which was deepened powerfully in ‘Verzangen’ (‘Despairing’), where
Cheung’s tumultuous figuration complemented and enhanced the confusion of the
protagonist’s heart. The piano also introduced the basic motif in ‘Über
die Heide’ (‘Over the Moors’), commencing with three detached rising bass
octaves, then a leaping descent, punctuated by low right hand chords -
dramatically evoking the echoing footsteps which resound across the moor as the
protagonist undertakes an autumnal journey into his memories.
‘Feldeinsamkeit’ (‘Solitude in an open field’) was a high point of
the sequence, the beautiful and extraordinary second stanza depicting the
thoughts of the dreamer lying in the grass, mood of transcendence and peace:
“Mir ist, also ob ich längst gestorben bin/ Und ziehe selig mit durch
ew’ge Räume.” (“I feel as if I had died long ago/ and I drift blissfully
with them through eternal space.”). McGovern maintained a quiet intensity
throughout, with only the briefest sweet swelling before the extended cadence
at the end of each strophe. The performers crafted a controlled but troubling
narrative of rootless nocturnal wandering in ‘Wie raffft ich mich’. (‘O
how I sprang up’). The final landscape of these Brahms’ lieder was the
graveyard scene of ‘Auf dem Kirchhofe’ (‘In the cemetery’): in the

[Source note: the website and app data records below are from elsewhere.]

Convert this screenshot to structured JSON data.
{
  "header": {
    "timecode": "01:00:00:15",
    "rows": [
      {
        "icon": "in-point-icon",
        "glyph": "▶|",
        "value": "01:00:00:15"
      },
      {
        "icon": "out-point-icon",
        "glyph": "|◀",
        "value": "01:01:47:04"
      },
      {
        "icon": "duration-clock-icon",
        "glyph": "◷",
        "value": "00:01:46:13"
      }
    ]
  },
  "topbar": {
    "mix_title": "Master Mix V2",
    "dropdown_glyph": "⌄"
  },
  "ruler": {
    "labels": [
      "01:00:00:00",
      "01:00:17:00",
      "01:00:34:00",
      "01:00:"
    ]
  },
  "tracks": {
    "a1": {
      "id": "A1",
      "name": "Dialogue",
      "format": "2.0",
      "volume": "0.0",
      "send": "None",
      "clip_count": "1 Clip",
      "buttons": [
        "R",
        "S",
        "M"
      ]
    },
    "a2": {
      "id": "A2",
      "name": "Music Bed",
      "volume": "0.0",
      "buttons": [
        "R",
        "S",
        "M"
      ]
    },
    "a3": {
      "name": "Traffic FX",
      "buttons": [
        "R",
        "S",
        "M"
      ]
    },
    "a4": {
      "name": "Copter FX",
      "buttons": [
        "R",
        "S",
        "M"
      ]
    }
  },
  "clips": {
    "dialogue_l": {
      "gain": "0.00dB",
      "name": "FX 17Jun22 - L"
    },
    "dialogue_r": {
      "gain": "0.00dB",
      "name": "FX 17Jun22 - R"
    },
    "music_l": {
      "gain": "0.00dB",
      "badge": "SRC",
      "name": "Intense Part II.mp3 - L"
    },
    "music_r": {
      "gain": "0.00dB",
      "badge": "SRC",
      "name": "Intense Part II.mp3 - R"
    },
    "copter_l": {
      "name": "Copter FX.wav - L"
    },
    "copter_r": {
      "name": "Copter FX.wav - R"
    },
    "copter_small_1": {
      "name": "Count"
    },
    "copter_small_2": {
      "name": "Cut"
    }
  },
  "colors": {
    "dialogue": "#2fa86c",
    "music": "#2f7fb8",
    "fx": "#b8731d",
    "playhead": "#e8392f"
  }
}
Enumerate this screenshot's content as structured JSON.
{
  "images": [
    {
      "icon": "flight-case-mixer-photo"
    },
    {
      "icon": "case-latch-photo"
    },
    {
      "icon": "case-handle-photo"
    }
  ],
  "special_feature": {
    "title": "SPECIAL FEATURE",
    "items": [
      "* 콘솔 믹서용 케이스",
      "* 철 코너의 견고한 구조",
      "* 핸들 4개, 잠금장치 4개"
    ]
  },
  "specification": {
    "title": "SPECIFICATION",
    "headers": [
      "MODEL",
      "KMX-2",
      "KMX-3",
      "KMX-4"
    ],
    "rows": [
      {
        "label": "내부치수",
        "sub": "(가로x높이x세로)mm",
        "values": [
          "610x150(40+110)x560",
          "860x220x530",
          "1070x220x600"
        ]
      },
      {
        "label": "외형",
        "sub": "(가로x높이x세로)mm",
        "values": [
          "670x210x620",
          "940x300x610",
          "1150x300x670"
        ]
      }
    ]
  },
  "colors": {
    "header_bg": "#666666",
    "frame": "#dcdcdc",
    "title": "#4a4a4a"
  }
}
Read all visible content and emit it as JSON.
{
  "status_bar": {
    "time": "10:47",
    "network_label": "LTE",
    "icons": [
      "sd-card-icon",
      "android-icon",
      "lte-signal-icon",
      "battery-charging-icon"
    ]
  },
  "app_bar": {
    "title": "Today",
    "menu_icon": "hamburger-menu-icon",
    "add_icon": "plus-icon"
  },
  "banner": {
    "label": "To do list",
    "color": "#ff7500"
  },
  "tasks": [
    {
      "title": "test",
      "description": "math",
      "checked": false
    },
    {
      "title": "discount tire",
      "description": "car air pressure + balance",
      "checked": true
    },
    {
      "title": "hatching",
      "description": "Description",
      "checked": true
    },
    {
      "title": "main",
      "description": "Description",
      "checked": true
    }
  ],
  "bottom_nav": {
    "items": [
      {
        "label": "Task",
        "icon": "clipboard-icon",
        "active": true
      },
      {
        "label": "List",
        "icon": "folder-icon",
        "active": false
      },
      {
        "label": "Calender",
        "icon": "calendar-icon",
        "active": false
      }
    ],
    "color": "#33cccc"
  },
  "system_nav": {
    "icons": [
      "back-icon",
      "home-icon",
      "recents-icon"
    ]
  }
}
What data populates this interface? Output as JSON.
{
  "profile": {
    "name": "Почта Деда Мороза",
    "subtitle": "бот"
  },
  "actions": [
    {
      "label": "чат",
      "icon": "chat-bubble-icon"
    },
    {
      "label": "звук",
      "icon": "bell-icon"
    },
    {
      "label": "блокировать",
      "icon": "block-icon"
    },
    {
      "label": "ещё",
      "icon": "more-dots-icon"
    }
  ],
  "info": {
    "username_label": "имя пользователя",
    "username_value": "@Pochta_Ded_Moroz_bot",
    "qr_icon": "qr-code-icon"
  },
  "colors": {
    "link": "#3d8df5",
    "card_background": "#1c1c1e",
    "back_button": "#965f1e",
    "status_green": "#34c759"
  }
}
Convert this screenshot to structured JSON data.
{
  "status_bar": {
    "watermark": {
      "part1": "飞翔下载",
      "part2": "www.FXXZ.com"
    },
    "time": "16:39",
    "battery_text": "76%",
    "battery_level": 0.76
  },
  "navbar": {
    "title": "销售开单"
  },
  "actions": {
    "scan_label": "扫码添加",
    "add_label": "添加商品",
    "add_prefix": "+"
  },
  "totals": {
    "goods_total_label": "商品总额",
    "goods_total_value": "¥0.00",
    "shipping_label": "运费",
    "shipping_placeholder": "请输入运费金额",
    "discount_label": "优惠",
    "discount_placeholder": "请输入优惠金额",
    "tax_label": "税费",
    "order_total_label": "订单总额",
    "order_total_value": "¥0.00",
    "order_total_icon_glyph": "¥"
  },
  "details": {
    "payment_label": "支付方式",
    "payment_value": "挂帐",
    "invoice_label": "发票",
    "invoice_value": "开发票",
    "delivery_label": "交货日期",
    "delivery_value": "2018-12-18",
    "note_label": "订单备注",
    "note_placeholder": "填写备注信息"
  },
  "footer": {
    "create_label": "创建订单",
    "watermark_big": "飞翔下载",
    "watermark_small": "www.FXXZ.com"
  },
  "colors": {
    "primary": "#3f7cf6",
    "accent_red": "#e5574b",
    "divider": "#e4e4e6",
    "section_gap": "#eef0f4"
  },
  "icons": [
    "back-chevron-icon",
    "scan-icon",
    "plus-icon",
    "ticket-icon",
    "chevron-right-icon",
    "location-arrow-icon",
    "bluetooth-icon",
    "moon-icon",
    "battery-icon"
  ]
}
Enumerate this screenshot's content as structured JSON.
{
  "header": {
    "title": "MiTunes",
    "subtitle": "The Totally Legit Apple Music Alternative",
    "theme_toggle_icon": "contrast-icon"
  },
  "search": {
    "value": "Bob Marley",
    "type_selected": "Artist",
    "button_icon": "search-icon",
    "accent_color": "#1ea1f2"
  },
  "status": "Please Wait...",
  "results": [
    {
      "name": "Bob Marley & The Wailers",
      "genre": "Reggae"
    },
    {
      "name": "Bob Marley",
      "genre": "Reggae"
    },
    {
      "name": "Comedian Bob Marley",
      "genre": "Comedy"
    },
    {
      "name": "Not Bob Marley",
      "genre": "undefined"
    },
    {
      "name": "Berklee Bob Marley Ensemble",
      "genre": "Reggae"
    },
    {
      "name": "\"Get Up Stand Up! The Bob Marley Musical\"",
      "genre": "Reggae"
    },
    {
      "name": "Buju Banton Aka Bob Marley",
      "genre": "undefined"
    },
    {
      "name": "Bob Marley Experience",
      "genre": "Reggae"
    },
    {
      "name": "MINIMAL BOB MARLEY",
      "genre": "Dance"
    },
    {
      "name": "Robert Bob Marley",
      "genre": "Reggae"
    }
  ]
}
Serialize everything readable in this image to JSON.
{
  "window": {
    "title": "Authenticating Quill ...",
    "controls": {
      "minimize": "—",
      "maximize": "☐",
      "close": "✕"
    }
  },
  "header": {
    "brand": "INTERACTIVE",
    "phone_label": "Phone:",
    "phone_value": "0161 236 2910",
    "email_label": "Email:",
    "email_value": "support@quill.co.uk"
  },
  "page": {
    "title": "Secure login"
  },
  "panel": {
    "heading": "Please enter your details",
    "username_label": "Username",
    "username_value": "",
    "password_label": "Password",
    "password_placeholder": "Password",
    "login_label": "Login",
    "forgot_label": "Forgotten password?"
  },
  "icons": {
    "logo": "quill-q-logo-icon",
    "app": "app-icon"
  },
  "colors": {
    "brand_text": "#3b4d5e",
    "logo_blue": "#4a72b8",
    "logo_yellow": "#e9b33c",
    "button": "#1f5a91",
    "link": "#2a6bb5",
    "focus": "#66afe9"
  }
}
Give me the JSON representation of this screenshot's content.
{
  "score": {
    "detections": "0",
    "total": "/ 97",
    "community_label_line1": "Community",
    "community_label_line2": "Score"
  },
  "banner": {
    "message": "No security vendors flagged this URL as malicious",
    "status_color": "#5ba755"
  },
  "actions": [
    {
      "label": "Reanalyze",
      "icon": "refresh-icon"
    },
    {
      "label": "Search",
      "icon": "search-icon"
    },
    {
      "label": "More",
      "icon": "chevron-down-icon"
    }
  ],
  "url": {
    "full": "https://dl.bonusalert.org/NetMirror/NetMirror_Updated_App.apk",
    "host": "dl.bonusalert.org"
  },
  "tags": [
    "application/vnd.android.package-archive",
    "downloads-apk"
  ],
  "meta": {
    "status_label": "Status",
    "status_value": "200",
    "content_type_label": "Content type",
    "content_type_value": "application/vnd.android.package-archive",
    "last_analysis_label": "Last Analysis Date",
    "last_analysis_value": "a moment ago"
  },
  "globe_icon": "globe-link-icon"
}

final stanza the ‘Gewesen’ (‘departed’) on every grave was wonderfully
transformed into ‘Genesen’ (‘redeemed’). As the major tonality
‘reconciled’ the former minor mode, McGovern retained the poetic ambiguity:
are the dead ‘healed’ because they have been granted eternal life, or
because they no longer must suffer mortal life?
In four songs from Hugo Wolf’s Mörike Lieder, Cheung painted a
tapestry of many colours: first the piano’s crisp, high trills evoked the
weightless flight of the bee in ‘Der Knabe und das Immlein’ (‘The boy and
the little bee’), then deep tremolos sweeping upwards to high resonant chords
underpinned the lover’s upwards gaze in the final verse of ‘An die
Geliebte’ (‘To the beloved’) as he turns his eyes heavenward to witness
the stars that smile upon him and kneels to absorb their ‘song of light’.
McGovern achieved a rapt intensity here, the silvery tone of his upper range
wonderfully capturing the shimmer of the glistening nocturnal sky. The aptly
titled ‘Abschied’ (‘Farewell’) is the last of the Mörike
Lieder and the high-spirited, waltz-like account of the unanticipated
arrival and hasty departure of an over-eager critic restored the mood of
celebration and joy with which the evening began.